In a decision that could have widespread ramifications on the future of education funding, Washington's highest court ruled this morning that the state is not meeting its constitutional obligation to pay for basic education.
Following an eight-week long bench trial, the state Supreme Court concluded that the K-12 funding system is broken and is asking the Legislature to fix the problem.
The case decided by the court was McCleary v. Washington and centered on Article IX, Section 1 of the state constitution, which has been debated for many years. It says that "it is the paramount duty of the State to amply provide for the education of all children within its borders." The critical Article IX also states: "The Legislature must develop a basic education program geared toward delivering the constitutionally required education, and it must fully fund that program through regular and dependable tax sources."

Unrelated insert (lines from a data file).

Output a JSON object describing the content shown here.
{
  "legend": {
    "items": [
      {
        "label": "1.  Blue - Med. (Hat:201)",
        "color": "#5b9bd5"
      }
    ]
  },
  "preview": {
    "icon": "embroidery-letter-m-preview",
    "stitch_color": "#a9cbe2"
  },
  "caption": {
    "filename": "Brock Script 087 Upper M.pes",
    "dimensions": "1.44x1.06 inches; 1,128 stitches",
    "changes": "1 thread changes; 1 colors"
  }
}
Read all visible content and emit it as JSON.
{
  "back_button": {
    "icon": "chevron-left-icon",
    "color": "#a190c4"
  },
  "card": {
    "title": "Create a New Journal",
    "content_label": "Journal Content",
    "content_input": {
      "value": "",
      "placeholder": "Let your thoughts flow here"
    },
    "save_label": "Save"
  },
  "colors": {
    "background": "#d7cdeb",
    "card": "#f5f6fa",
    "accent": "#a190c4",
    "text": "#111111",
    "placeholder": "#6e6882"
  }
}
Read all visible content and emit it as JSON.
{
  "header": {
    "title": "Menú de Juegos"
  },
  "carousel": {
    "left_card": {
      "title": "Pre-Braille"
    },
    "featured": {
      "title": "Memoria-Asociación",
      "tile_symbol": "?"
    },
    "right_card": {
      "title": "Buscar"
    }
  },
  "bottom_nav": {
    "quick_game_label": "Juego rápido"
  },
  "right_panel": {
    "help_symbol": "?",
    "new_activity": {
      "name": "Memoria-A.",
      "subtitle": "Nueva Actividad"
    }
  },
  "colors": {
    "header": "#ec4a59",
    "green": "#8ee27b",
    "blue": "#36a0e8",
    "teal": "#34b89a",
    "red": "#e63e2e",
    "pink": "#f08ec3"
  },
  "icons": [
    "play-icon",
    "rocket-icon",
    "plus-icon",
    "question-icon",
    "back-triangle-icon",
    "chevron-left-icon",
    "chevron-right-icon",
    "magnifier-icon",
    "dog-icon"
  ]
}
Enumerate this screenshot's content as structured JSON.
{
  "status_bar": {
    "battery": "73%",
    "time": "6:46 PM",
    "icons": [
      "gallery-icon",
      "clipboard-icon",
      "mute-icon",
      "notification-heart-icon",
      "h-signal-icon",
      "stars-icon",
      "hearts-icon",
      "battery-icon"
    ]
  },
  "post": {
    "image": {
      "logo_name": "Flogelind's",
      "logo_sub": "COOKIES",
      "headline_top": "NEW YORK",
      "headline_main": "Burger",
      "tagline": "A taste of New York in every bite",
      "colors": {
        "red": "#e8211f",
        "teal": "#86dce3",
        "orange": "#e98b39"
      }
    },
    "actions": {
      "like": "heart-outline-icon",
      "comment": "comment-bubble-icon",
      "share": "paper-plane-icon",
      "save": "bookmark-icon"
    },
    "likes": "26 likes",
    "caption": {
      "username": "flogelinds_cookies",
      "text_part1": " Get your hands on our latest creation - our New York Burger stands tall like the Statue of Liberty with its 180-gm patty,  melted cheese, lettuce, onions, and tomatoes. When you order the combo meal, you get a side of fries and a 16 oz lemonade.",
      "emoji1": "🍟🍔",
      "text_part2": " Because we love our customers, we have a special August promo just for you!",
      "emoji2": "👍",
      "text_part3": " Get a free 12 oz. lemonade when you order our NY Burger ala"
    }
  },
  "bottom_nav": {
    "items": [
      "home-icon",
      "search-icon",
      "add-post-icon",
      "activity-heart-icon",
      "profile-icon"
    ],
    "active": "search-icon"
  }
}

Today's ruling is the culmination of a case that germinated in 2007 when a coalition of parents -- including Matt and Stephanie McCleary, who worked for the Chimacum School District -- organizations got together and sued the state, arguing that Washington was not meeting its constitutional responsibilities.
In February 2010, King Couny Superior Court Judge John Erlick agreed with the plaintiffs. But the state appealed the decision, saying Erlick had gone beyond a previous high court ruling on this issue in 1978.
Today's decision, rendered in an 85-page opinion, essentially gives the Legislature until 2018 to make the necessary reforms. Lawmakers begin the 60-day session next Monday, where they are expected to spend virtually all of their time on the nearly $1 billion budget shortfall.